The consequence is the absence of national interest and the inability of leaders to assert and pursue a common vision, as the political agenda must constantly be balanced among competing vested interests. This is where we are trapped, caught between sectional interests of groups that constrain the political choices.

Asking Ramaphosa to break this mould is a tall order. It would require him taking the risk of causing a deep ruction in the ANC, and if he loses being removed from his post in five years’ time.  So far, he has shown no appetite for such a gamble and has backed down at every turn before the fight has even got started. Public service retrenchments, an Eskom pay freeze and job cuts and privatisation have already all been ruled out. Whether he can or will attempt to break the mould of history has little to do with what percentage the ANC scores in these elections. It is about vision, strategy and extraordinary courage, a kind of courage that does not come along often in a country’s history.  

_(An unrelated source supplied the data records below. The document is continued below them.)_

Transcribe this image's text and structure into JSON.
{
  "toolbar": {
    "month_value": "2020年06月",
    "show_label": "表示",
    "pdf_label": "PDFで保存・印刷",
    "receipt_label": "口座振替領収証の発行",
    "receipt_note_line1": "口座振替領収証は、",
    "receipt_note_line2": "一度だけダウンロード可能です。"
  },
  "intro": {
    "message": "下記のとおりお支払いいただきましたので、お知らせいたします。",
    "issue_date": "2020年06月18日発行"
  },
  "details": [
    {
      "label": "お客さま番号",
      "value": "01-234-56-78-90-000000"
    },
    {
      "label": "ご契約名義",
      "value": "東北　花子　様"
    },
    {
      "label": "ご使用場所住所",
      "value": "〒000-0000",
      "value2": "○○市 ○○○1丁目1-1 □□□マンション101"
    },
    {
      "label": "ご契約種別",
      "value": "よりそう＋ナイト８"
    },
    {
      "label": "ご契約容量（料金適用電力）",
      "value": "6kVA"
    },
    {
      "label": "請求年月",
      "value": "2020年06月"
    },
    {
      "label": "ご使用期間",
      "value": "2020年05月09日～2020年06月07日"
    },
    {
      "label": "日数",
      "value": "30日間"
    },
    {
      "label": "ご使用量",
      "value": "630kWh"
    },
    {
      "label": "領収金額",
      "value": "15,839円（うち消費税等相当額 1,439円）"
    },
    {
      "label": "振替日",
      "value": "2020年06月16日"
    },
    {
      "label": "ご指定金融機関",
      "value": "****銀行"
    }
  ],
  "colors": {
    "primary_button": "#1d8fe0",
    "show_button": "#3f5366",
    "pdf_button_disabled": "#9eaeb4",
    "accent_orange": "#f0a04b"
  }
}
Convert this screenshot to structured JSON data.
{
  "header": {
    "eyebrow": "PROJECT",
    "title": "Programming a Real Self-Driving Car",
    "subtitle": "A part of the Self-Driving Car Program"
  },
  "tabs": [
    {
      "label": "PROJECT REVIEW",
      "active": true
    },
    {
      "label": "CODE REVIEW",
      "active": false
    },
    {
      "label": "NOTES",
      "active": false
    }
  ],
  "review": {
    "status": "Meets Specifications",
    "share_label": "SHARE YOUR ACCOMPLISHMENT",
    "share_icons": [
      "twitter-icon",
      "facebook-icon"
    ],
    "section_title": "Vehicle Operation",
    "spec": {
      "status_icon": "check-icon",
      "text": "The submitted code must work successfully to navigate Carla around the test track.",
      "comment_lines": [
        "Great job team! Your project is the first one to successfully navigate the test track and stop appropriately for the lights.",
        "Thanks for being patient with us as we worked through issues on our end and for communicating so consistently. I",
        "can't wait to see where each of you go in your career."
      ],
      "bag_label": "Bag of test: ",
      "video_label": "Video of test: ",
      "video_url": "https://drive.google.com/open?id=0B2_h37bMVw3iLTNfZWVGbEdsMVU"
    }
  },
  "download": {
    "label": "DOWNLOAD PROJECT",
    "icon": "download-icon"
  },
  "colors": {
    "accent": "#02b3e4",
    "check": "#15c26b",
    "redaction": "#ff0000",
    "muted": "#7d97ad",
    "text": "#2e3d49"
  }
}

We saw it in the Mandela generation of the 1950s, where a cohort of extraordinary leaders — Nelson Mandela, Ahmed Kathrada, Walter and Albertina Sisulu and Oliver Tambo — saw fit to break with the logic of pure African nationalism and campaign for a non-racial SA.

That decision was not about “Mandela magic”, it was a about a peer group of courageous and visionary leaders who imagined an almost unimaginable future for SA. Ramaphosa might like to be such a leader. But it will not be that surprising if he can’t be.”

Source : APS Monthly Economic Commentary